Wikipedia is a web-based, free-content encyclopedia project based on an openly editable model. Wikipedia is written collaboratively by largely anonymous Internet volunteers who write without pay. Anyone with Internet access can write and make changes to Wikipedia articles." - Wikipedia
Research nowadays usually begins with a Google search, and typically uses a Wikipedia article. However, Wikipedia articles are NOT reliable sources, and they do not provide a good definition as a resource when writing a paper (since anyone can change the information at any time). If you just want a quick overview of a topic, it's a quick source of information. But it is completely inadequate to use when writing a paper.
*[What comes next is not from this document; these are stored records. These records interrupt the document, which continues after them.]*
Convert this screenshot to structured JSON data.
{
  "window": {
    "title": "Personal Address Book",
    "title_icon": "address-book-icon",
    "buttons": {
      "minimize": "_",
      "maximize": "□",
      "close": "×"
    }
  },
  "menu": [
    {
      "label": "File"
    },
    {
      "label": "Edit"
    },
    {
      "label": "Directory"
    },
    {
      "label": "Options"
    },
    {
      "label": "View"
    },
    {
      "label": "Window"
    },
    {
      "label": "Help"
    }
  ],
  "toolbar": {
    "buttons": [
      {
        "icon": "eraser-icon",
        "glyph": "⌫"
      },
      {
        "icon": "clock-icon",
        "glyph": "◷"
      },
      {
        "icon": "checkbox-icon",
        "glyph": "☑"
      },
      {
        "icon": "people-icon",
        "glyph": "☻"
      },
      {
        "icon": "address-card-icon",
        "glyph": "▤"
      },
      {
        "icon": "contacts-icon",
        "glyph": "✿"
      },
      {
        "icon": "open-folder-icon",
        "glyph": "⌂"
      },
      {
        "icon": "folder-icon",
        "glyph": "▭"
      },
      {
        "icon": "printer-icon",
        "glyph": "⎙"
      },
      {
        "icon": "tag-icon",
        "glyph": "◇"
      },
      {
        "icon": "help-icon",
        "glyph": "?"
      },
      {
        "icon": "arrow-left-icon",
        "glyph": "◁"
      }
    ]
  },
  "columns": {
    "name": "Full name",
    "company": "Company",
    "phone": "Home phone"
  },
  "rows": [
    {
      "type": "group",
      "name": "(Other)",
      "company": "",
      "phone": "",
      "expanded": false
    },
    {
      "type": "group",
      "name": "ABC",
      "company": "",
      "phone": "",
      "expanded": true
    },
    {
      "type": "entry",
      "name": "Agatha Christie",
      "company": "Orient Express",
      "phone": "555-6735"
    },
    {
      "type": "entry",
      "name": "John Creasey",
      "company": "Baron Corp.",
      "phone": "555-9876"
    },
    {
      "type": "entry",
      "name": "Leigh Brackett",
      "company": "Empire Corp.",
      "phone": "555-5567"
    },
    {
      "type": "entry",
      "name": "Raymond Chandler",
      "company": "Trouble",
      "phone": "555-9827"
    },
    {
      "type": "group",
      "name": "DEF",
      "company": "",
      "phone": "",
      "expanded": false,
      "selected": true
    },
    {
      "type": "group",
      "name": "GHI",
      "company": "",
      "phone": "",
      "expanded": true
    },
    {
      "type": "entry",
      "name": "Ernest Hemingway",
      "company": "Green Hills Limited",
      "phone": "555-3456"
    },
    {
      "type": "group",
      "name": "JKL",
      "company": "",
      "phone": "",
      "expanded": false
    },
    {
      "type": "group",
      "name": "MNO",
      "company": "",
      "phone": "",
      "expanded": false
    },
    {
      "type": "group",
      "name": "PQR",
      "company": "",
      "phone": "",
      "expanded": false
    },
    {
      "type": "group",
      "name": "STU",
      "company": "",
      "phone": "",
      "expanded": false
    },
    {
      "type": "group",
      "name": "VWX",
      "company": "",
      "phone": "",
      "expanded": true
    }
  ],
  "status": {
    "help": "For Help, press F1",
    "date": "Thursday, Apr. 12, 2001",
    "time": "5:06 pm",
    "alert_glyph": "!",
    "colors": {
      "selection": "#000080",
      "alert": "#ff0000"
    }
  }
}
Information taken from: https://en.wikipedia.org/wiki/Wikipedia:The_Wikipedia_Library/Research_libraries
1. Anyone can create, edit, or delete Wikipedia articles.
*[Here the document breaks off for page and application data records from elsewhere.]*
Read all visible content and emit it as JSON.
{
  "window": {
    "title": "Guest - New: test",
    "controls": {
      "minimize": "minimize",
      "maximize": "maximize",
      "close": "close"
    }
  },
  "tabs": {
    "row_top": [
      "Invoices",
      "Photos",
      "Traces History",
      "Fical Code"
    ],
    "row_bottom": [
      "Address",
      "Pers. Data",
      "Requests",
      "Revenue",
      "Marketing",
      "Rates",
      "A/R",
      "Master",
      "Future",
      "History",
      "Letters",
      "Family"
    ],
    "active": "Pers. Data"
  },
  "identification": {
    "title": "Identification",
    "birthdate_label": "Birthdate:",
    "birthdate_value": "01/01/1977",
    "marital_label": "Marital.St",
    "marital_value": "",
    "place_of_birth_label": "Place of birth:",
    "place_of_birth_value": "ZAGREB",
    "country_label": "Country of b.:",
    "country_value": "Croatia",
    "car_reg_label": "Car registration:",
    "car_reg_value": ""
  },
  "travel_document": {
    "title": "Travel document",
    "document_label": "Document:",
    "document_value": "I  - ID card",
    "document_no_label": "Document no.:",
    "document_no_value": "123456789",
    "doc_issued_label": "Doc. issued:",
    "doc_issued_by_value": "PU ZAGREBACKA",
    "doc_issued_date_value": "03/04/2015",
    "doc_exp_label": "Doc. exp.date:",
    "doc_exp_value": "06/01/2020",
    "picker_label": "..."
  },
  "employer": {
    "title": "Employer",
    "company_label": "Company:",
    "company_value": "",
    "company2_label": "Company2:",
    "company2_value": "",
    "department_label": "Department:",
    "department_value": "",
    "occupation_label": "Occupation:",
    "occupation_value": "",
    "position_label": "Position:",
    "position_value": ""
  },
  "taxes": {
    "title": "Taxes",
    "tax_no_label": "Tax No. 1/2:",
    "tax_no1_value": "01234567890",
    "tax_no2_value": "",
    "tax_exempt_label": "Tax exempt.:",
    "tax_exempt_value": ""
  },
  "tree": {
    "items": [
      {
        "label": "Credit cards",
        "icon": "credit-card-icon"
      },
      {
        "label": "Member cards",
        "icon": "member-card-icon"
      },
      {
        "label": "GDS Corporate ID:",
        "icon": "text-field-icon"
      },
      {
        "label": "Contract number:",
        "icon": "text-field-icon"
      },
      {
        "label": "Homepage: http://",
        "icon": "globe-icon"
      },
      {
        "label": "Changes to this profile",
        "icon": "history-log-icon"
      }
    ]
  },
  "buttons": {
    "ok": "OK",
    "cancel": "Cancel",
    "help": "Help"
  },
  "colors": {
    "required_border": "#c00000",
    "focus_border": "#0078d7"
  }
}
2. Wikipedia articles cannot be considered scholarly, because we know nothing about the contributors.
3. Articles are works-in-progress, meaning changes are constantly occuring to the information.
4. Sometimes articles are vandalized, whether for fun, as a hoax, or because the subject is controversial.
5. The intended audience can vary-- some articles are written from a insider's view, with highly technical language, while some are written for a more general audience.
6. The information can be inconsistent.
Thanks to the University of Pittsburgh for this information.
1. Wikipedia is completely free, providing access to information on millions of topics to anyone with Internet capabilities.
2. Wikipedia is constantly updated by the hour. In comparison, print encylopedias are usually updated annually.
3. Wikipedia is a great place to start your research, giving you background information on your topic and possible keywords to help you conduct more in-depth research elsewhere.
4. Sources used in the articles are cited, allowing further investigation into any topic.